*** Data for the task ***

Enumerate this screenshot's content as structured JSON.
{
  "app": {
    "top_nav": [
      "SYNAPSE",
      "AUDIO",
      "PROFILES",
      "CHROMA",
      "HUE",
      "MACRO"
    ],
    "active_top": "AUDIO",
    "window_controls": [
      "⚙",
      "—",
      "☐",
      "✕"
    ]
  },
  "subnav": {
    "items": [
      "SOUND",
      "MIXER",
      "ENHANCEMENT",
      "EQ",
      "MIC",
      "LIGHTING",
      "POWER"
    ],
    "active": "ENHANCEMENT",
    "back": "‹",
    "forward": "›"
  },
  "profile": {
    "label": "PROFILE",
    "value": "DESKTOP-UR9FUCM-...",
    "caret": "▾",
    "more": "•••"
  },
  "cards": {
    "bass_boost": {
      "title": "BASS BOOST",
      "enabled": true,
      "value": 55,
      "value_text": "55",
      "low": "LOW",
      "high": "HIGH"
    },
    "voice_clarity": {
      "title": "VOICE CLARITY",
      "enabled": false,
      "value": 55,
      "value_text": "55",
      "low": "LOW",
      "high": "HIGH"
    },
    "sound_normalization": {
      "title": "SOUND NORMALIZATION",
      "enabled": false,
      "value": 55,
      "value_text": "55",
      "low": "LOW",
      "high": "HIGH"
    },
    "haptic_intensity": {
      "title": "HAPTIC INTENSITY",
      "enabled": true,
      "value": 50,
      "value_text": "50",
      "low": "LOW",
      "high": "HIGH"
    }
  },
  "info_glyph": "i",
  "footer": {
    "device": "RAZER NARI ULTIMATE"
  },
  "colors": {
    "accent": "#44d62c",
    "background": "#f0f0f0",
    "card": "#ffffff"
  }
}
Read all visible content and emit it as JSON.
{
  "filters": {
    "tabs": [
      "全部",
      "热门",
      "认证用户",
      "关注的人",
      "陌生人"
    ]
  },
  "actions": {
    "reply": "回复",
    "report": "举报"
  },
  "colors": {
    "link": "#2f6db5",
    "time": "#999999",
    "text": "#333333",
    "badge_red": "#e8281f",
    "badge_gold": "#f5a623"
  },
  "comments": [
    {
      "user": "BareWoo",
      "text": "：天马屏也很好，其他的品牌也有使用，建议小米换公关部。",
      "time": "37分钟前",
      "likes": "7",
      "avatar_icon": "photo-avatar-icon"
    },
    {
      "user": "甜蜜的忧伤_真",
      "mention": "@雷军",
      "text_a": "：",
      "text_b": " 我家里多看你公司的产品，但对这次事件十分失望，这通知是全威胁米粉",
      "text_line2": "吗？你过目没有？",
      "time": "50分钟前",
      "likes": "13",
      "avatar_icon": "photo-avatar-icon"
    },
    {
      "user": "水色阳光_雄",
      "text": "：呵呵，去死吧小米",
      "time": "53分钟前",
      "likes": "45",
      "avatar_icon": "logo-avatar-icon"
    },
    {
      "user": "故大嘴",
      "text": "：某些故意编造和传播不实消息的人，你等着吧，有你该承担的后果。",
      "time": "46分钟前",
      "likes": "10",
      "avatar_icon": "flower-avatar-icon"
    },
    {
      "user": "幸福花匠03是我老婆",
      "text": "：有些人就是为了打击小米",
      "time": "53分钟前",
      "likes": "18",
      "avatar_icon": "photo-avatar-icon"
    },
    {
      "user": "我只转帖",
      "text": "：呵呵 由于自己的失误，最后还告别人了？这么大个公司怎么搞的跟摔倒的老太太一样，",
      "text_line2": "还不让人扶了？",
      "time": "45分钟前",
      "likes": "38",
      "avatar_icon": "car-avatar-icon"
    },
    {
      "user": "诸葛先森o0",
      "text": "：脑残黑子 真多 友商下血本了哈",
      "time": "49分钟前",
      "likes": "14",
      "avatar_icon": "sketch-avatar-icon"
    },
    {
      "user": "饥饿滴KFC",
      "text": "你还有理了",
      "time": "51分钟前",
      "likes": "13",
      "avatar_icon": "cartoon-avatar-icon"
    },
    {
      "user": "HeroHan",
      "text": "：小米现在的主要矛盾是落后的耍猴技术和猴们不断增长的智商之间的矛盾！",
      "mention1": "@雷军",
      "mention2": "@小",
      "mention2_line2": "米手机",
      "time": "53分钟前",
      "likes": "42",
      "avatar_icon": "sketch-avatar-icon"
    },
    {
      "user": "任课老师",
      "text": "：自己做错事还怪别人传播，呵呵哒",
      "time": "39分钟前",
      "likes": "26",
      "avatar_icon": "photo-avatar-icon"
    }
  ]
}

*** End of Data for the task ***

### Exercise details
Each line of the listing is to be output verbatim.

### Solved problem
Enumerate this screenshot's content as structured JSON.
{
  "app": {
    "top_nav": [
      "SYNAPSE",
      "AUDIO",
      "PROFILES",
      "CHROMA",
      "HUE",
      "MACRO"
    ],
    "active_top": "AUDIO",
    "window_controls": [
      "⚙",
      "—",
      "☐",
      "✕"
    ]
  },
  "subnav": {
    "items": [
      "SOUND",
      "MIXER",
      "ENHANCEMENT",
      "EQ",
      "MIC",
      "LIGHTING",
      "POWER"
    ],
    "active": "ENHANCEMENT",
    "back": "‹",
    "forward": "›"
  },
  "profile": {
    "label": "PROFILE",
    "value": "DESKTOP-UR9FUCM-...",
    "caret": "▾",
    "more": "•••"
  },
  "cards": {
    "bass_boost": {
      "title": "BASS BOOST",
      "enabled": true,
      "value": 55,
      "value_text": "55",
      "low": "LOW",
      "high": "HIGH"
    },
    "voice_clarity": {
      "title": "VOICE CLARITY",
      "enabled": false,
      "value": 55,
      "value_text": "55",
      "low": "LOW",
      "high": "HIGH"
    },
    "sound_normalization": {
      "title": "SOUND NORMALIZATION",
      "enabled": false,
      "value": 55,
      "value_text": "55",
      "low": "LOW",
      "high": "HIGH"
    },
    "haptic_intensity": {
      "title": "HAPTIC INTENSITY",
      "enabled": true,
      "value": 50,
      "value_text": "50",
      "low": "LOW",
      "high": "HIGH"
    }
  },
  "info_glyph": "i",
  "footer": {
    "device": "RAZER NARI ULTIMATE"
  },
  "colors": {
    "accent": "#44d62c",
    "background": "#f0f0f0",
    "card": "#ffffff"
  }
}
Read all visible content and emit it as JSON.
{
  "filters": {
    "tabs": [
      "全部",
      "热门",
      "认证用户",
      "关注的人",
      "陌生人"
    ]
  },
  "actions": {
    "reply": "回复",
    "report": "举报"
  },
  "colors": {
    "link": "#2f6db5",
    "time": "#999999",
    "text": "#333333",
    "badge_red": "#e8281f",
    "badge_gold": "#f5a623"
  },
  "comments": [
    {
      "user": "BareWoo",
      "text": "：天马屏也很好，其他的品牌也有使用，建议小米换公关部。",
      "time": "37分钟前",
      "likes": "7",
      "avatar_icon": "photo-avatar-icon"
    },
    {
      "user": "甜蜜的忧伤_真",
      "mention": "@雷军",
      "text_a": "：",
      "text_b": " 我家里多看你公司的产品，但对这次事件十分失望，这通知是全威胁米粉",
      "text_line2": "吗？你过目没有？",
      "time": "50分钟前",
      "likes": "13",
      "avatar_icon": "photo-avatar-icon"
    },
    {
      "user": "水色阳光_雄",
      "text": "：呵呵，去死吧小米",
      "time": "53分钟前",
      "likes": "45",
      "avatar_icon": "logo-avatar-icon"
    },
    {
      "user": "故大嘴",
      "text": "：某些故意编造和传播不实消息的人，你等着吧，有你该承担的后果。",
      "time": "46分钟前",
      "likes": "10",
      "avatar_icon": "flower-avatar-icon"
    },
    {
      "user": "幸福花匠03是我老婆",
      "text": "：有些人就是为了打击小米",
      "time": "53分钟前",
      "likes": "18",
      "avatar_icon": "photo-avatar-icon"
    },
    {
      "user": "我只转帖",
      "text": "：呵呵 由于自己的失误，最后还告别人了？这么大个公司怎么搞的跟摔倒的老太太一样，",
      "text_line2": "还不让人扶了？",
      "time": "45分钟前",
      "likes": "38",
      "avatar_icon": "car-avatar-icon"
    },
    {
      "user": "诸葛先森o0",
      "text": "：脑残黑子 真多 友商下血本了哈",
      "time": "49分钟前",
      "likes": "14",
      "avatar_icon": "sketch-avatar-icon"
    },
    {
      "user": "饥饿滴KFC",
      "text": "你还有理了",
      "time": "51分钟前",
      "likes": "13",
      "avatar_icon": "cartoon-avatar-icon"
    },
    {
      "user": "HeroHan",
      "text": "：小米现在的主要矛盾是落后的耍猴技术和猴们不断增长的智商之间的矛盾！",
      "mention1": "@雷军",
      "mention2": "@小",
      "mention2_line2": "米手机",
      "time": "53分钟前",
      "likes": "42",
      "avatar_icon": "sketch-avatar-icon"
    },
    {
      "user": "任课老师",
      "text": "：自己做错事还怪别人传播，呵呵哒",
      "time": "39分钟前",
      "likes": "26",
      "avatar_icon": "photo-avatar-icon"
    }
  ]
}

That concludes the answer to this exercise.